The study also counted two clicks that happened in the Knowledge Graph box, to the right of the main search results, as being Google+ clicks:
As it turns out, these are clicks that might not have done anything. At the top, the click happens between the “Directions” and “Write a review” box. Maybe this was a misregister and one of those boxes was selected. Further down, what looks like a click to see Google+ reviews actually wouldn’t have made them appear, not if the person clicked on the stars as shown. Those won’t make the reviews load — try it yourself. But maybe, again, this was a misregister for a click on the reviews link to the right.
At most, I count three clicks to Google+ content — not the 40 the study suggests, 1.4% of the total, not the 19% that it later rounds up to a 20% “siphonage” that it says Yelp has suffered:
That figure is also used to suggest that this siphonage happens for a variety of navigational searches. A single study of one search used to define the supposed stealing off traffic for all similar searches — and using an inflated number, at that.
Two other things from that concluding slide. First, despite all this supposed siphoning of traffic, the conclusion is that none of this has “negatively impacted our overall traffic.”
The slide also says that Google “appears to be intentionally serving up search results that contradict the users’ intent to preference Google+.” Actually, as I’ve explained, Google is putting the actual restaurant above Yelp, not Google+.
Still, is it doing this to “contradict” user intent “intentionally?” Sure, maybe Google went out of its way to hard-code something into its search engine to ensure that whenever someone searches for anything+yelp, it should put something else above that.
More likely, Google’s algorithm is weighing the words “Gary Danko” too heavily, given them preference and returning the restaurant ahead of Yelp when the clicks suggest users want Yelp first.
That seems even more likely when you consider this:
Here, for a generic search on “gary danko reviews,” Google isn’t putting its own content at the top of the results, in the area that the studies generally show pull the most clicks. No, it’s Yelp that gets top billing, followed by TripAdvisor. Google’s own Zagat reviews site comes third. Google+ reviews is a small link tucked under the fourth listing.
How about searches for “gary danko” on its own? Look here:
The restaurant gets top billing. Google+ does get an associated link which, if Yelp’s study is any guide, might not actually get many clicks. Yelp gets a big second place listing.
As for someone who searches for “gary danko yelp reviews,” they get this:
In that example, Yelp gets the first four reviews.
If Google’s aim was to really siphon traffic away from Yelp, there are better ways it could be doing it, especially off of these types of searches.
It’s really important to understand that so far, Yelp hasn’t used this particular study to lob accusations at Google. It’s easy to slip into that assumption. In writing this, I kept having to correct myself from initially writing “Yelp says” to “the study says” and so on. Hopefully, I’ve caught all that. Perhaps Yelp will make use of this, however. If so, the study deserves much more scrutiny.

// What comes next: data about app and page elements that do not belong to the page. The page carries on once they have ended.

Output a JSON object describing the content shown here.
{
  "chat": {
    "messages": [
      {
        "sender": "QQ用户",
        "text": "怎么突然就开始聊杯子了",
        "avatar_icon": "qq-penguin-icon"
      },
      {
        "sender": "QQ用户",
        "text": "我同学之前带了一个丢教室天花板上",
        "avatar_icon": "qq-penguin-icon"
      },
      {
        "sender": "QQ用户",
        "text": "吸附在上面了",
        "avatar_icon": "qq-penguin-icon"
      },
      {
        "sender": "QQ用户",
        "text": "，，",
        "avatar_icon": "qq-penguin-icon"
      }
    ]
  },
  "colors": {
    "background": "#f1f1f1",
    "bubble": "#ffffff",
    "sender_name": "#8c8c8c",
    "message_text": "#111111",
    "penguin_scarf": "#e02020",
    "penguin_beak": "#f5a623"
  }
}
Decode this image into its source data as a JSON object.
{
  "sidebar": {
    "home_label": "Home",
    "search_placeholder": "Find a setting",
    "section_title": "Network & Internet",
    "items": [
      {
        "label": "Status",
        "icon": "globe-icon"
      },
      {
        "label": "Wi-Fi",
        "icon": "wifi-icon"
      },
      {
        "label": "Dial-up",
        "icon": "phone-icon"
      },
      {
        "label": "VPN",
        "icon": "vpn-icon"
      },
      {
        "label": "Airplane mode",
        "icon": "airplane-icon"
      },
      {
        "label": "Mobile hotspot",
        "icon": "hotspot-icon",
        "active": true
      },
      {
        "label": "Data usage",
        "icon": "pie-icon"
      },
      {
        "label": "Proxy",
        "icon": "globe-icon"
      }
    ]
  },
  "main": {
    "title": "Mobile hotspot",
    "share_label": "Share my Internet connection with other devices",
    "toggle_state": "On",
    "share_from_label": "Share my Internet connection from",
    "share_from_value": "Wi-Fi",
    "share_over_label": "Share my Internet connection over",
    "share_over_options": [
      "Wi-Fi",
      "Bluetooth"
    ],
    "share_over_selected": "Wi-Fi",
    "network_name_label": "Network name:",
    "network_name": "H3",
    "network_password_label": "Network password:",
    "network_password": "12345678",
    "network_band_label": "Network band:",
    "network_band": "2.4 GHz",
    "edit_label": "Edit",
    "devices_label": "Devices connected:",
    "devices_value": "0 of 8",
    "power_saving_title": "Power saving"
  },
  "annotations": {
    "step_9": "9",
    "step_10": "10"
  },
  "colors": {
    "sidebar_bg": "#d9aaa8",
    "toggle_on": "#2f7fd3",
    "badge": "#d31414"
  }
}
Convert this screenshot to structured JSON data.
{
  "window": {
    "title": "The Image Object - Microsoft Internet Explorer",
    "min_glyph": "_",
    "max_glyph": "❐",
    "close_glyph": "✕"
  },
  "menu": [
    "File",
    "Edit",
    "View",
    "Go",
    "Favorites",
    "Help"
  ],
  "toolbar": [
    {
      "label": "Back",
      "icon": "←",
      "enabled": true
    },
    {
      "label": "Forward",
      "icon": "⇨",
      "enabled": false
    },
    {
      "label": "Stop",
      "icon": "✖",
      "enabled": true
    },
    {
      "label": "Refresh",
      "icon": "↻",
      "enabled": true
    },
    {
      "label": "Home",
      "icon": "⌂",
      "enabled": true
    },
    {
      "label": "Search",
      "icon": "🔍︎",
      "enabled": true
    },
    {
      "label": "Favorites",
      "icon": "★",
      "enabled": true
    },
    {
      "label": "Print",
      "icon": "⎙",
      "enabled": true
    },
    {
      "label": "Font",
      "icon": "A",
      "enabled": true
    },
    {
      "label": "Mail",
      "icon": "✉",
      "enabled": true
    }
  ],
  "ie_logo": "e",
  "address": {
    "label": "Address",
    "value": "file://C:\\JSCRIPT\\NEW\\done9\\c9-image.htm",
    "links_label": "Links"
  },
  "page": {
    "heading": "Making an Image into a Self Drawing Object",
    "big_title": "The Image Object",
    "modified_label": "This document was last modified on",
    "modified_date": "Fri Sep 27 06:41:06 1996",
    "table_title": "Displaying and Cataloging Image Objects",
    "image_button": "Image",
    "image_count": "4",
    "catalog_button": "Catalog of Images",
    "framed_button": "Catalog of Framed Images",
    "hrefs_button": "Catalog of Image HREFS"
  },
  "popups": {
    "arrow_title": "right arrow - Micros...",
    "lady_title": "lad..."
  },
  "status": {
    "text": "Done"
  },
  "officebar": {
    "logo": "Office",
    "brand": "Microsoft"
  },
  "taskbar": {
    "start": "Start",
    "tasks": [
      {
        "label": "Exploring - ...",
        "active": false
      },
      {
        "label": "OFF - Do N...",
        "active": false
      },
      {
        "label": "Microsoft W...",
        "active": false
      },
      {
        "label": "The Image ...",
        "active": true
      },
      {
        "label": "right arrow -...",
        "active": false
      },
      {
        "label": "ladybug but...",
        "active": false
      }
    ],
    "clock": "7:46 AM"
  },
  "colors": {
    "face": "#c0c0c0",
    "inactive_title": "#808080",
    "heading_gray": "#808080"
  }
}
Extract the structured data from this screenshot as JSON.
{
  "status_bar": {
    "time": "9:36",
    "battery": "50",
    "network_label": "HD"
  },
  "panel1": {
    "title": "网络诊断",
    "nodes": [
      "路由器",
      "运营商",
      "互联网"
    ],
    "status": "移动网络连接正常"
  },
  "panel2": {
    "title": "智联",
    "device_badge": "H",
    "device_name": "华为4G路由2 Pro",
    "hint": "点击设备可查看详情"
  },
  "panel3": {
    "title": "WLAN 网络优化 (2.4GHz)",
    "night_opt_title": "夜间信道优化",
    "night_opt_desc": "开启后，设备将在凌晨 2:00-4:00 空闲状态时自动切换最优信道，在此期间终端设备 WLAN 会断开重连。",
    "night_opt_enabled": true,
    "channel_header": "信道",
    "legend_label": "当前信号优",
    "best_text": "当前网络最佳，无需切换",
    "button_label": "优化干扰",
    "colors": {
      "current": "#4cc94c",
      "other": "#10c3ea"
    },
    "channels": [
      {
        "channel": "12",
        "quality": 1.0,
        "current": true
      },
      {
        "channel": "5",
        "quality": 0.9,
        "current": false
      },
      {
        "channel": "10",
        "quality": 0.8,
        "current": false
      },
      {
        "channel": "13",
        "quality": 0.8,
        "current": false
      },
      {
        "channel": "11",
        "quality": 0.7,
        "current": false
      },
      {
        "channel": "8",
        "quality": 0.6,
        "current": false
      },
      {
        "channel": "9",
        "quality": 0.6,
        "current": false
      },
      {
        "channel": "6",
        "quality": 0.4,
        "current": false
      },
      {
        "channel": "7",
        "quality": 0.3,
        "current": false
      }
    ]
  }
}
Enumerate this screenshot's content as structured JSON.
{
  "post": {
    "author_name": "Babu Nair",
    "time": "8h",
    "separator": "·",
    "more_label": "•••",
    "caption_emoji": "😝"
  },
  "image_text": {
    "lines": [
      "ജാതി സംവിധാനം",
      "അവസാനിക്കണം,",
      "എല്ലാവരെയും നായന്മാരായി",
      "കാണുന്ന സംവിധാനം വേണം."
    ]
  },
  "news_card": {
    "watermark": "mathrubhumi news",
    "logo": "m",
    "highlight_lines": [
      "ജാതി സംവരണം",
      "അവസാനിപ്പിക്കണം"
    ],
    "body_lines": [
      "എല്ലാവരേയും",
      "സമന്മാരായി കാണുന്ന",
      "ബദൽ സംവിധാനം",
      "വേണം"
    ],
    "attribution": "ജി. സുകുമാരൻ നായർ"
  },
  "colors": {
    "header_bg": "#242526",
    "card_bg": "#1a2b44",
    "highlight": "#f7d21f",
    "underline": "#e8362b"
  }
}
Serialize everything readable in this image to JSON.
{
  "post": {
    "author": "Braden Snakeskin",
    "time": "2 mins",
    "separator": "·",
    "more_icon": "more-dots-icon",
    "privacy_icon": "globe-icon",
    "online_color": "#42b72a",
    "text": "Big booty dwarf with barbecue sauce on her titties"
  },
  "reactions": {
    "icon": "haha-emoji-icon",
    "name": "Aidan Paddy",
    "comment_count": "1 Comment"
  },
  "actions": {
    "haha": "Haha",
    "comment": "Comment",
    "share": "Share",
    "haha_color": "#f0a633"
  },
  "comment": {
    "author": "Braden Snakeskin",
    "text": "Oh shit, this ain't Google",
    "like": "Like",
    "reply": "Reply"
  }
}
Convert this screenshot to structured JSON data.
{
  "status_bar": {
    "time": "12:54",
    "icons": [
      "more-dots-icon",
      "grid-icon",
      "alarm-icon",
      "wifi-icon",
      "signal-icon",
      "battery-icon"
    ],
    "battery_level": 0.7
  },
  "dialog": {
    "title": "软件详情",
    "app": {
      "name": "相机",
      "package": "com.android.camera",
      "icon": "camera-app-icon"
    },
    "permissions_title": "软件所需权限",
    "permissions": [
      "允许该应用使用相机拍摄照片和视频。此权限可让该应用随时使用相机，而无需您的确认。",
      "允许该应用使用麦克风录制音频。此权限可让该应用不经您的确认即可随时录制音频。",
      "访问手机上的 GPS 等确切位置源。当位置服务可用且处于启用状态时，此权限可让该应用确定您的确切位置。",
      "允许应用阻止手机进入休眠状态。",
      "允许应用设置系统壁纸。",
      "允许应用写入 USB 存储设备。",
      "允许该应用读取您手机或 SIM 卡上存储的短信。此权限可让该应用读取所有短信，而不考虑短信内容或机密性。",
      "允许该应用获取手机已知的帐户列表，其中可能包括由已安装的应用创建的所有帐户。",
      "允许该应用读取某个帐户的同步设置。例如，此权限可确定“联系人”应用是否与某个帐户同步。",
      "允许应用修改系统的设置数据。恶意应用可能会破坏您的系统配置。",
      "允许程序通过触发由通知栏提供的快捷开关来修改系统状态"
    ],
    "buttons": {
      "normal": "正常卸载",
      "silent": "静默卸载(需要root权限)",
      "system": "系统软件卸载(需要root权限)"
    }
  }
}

I’m also only working with a summary of the study, so perhaps there are details I’m missing, which might shape my analysis differently.
I’ll also stress again that it’s not that Google doesn’t have issues and conflicts between its role in being a search engine and its aspirations to be a content destination. It does. But this study isn’t showing some nefarious plot against Yelp. Rather, it suggests that despite everything, Google’s doing a pretty decent job of ensuring that Yelp gets plenty of free traffic despite Yelp being its competitor.
Finally, we’ve contacted both Google and Yelp about the study. If we get comments, we’ll follow up with a postscript or a fresh story.